AbbVie Wins U.S. Trial in Lawsuit Over AndroGel’s Risks

By: Andrew Homer *| Staff Writer

One out of four middle-aged men over 30 years of age suffer from low testosterone levels (“Low T”). The number of middle-aged men who are prescribed hormone treatment to increase testosterone levels have ballooned since 2001 and began to deflate after 2013.

This rise in Low T treatment might be due to the marketing strategies of the manufacturers of these hormone treatments. Or at least, that is one of the arguments made by the plaintiff in a case recently decided in Notle v. AbbVie, Inc., et al.

Robert Notle suffered a pulmonary embolism about two months after starting AbbVie, Inc.’s (AbbVie) hormone treatment called AndroGel. The health risks of these types of products were recognized in 2014 by the Food and Drug Administration (FDA). The FDA cited two studies which found that these treatments pose an increased risk to cardiac health. The FDA also warned against treating age-related Low T — which was Mr. Notle’s reason for using AndroGel. Only one in 20 middle-aged men suffer from Low T due to genetic diseases.

Notle argued that AbbVie marketed their treatment without properly disclosing its hazards. This argument could be supported by a recent change in AbbVie’s website. In the past, the AbbVie website had a link to a ‘Low T Quiz’ where customers would answer simple questions about their health to determine whether they are good candidates for AndroGel. This link has since been eliminated and the website now presents an ever-present warning about their product. This change, however, was made after the 2014 FDA announcement. Nevertheless, Mr. Notle lost his case against AbbVie.

A few months before AbbVie’s win, two cases were found in favor of AndroGel customers by two separate juries at the same federal courtroom as Mr. Notle’s case. These cases resulted in punitive damages of just under $300 million combined.

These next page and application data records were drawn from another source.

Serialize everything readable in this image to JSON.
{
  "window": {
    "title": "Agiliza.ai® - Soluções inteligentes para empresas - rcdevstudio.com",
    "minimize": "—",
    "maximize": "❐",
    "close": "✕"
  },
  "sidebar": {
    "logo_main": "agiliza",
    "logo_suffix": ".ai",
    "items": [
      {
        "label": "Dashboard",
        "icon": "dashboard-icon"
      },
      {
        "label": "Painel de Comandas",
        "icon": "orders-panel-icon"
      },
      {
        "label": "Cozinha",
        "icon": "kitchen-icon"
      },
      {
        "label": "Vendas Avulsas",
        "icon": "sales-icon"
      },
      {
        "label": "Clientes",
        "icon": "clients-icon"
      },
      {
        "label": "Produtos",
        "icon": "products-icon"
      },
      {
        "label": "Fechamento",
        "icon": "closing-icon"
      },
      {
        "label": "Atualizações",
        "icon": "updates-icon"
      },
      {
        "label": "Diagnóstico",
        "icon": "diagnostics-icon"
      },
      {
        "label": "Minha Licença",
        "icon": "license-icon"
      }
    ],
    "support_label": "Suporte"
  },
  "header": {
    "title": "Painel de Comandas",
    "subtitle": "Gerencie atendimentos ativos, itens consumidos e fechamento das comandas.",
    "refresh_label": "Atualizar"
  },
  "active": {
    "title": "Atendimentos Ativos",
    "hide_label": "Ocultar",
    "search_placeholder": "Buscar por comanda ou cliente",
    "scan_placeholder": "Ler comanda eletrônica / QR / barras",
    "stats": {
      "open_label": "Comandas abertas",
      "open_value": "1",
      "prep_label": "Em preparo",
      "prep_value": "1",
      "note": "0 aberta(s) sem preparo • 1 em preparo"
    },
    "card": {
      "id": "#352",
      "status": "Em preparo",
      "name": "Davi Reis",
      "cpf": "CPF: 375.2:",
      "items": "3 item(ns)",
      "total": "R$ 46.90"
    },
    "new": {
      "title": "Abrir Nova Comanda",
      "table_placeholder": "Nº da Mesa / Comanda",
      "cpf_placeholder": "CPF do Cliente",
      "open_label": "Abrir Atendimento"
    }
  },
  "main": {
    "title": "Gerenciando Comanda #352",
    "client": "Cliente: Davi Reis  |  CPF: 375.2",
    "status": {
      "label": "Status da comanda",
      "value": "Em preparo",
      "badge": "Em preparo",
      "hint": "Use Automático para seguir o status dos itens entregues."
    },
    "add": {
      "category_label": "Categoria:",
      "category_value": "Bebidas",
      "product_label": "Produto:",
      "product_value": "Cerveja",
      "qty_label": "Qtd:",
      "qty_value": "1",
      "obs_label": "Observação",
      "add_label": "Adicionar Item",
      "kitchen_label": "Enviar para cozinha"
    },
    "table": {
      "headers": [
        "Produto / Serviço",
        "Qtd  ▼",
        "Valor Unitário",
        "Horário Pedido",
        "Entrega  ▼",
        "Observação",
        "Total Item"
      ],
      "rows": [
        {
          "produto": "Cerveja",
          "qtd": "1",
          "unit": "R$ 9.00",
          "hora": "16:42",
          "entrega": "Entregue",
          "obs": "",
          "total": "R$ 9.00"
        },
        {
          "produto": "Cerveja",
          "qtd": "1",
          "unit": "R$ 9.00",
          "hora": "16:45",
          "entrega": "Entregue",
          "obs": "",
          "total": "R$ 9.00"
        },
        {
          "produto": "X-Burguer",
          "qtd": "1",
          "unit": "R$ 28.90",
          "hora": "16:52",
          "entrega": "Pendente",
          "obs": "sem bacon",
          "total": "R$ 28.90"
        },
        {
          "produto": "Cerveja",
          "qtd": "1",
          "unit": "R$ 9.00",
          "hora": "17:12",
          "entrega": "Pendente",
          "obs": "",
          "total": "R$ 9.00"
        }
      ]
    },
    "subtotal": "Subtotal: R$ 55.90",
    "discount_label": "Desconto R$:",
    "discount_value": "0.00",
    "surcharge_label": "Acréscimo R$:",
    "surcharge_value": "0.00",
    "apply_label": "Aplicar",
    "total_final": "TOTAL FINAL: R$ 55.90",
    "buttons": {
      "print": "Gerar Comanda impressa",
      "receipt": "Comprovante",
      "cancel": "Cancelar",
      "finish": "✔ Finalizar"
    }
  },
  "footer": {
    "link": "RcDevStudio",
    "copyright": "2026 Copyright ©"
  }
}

However, the judge has overturned one of these verdicts and is currently determining whether to overturn the second.

There are currently over 7,000 cases filed by men claiming injuries caused by hormone treatment manufactures, 4,500 of which are against AbbVie. Many of these cases have been consolidated. How this recent decision for AbbVie will influence the other bellwether cases awaiting a verdict is unclear. What seems to be a common factor in plaintiffs’ strategies is to connect the high degree of potential harm hormone treatments have on patients with the advertising strategies of manufacturers.

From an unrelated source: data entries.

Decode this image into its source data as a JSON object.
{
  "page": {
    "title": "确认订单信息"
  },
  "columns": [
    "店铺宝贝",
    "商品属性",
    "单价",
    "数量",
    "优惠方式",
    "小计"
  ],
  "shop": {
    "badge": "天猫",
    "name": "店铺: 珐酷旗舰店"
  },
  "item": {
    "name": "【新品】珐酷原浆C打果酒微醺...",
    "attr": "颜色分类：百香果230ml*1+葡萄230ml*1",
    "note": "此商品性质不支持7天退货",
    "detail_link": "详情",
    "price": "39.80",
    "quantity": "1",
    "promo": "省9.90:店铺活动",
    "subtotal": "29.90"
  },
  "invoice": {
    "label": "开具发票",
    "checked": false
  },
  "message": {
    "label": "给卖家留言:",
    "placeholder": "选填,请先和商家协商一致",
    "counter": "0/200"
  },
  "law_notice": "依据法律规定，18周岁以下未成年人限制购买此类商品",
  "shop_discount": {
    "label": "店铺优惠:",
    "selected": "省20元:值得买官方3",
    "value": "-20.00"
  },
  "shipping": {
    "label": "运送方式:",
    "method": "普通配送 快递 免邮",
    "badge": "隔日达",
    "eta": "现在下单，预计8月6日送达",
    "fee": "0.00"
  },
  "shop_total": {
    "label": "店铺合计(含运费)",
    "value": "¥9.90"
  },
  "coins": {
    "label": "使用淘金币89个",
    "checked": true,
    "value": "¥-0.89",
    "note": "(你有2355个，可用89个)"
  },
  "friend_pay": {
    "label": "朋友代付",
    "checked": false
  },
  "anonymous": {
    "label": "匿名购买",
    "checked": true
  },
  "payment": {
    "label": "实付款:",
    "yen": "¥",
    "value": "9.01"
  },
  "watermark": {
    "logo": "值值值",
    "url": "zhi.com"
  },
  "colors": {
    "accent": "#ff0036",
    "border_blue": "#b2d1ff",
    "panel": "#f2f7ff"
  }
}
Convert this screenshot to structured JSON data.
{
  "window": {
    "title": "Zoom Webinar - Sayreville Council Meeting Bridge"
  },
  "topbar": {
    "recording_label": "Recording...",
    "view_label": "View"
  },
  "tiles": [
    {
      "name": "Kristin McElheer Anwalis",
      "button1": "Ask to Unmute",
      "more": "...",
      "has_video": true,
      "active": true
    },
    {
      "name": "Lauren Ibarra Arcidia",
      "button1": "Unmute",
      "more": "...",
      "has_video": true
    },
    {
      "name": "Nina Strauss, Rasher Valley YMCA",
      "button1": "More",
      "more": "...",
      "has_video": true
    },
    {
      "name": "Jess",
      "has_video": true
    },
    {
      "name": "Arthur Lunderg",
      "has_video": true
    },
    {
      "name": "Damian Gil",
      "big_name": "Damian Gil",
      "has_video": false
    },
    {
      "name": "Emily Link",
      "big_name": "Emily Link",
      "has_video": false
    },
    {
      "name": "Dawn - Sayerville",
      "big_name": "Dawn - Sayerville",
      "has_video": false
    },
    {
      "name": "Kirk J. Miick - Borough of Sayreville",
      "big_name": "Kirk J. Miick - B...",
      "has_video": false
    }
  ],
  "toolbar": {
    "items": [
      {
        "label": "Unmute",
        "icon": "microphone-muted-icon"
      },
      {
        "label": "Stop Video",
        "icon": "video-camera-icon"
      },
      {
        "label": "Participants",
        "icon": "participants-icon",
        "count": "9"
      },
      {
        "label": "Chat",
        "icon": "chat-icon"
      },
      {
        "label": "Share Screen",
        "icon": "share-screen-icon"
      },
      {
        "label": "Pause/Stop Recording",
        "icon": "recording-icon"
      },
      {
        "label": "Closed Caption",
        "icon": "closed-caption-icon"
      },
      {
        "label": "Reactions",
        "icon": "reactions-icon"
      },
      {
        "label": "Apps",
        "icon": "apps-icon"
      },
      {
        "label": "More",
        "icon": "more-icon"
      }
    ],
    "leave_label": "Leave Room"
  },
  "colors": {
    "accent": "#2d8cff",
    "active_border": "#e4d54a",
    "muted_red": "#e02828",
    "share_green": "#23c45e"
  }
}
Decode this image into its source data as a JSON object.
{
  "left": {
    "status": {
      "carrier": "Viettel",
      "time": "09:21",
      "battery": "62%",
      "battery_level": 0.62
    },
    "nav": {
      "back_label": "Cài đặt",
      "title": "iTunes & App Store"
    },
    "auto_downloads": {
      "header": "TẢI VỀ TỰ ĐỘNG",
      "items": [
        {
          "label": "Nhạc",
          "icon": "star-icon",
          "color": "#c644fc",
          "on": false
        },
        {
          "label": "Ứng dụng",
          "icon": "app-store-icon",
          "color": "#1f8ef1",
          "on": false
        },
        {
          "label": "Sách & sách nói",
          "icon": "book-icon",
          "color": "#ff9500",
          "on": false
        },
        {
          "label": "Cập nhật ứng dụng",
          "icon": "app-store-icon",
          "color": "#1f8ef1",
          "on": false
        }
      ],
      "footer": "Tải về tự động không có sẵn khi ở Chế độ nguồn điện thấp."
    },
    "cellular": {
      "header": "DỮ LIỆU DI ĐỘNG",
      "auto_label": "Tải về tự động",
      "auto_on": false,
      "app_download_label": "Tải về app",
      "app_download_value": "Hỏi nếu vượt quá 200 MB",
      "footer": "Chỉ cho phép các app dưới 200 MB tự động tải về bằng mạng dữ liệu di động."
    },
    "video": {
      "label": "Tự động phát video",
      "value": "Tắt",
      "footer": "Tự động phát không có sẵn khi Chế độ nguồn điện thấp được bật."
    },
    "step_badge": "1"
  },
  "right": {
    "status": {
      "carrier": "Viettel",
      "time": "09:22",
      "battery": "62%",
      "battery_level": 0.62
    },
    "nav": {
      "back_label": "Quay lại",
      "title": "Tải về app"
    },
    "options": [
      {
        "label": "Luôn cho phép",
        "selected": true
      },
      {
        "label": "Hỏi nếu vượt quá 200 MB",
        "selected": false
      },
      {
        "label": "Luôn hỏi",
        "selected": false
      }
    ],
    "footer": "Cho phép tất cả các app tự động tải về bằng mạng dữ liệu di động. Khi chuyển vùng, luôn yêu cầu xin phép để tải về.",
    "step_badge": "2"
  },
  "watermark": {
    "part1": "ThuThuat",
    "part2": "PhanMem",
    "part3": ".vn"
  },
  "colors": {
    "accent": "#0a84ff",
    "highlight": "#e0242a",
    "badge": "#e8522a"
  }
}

The FDA’s 2014 announcement seems to have made an impact on the industry as that is when profits for these types of manufacturers began to decline. One can argue that once the medical community was notified of the dangers of testosterone treatment by the FDA, patients were warned as well. Therefore, the issue for further cases is whether AbbVie knew before 2014 of these hazards and willfully did not warn their customers. The current pattern seems to show that plaintiffs are unable to prove AbbVie’s knowledge.

Andrew Homer is a second-year law student at Wake Forest University School of law. He holds a Bachelor of Arts in Chemistry and Economics from Texas Christian University and a Master of Science in Financial Economics from Texas A&M University. Upon graduation, he intends to practice corporate law.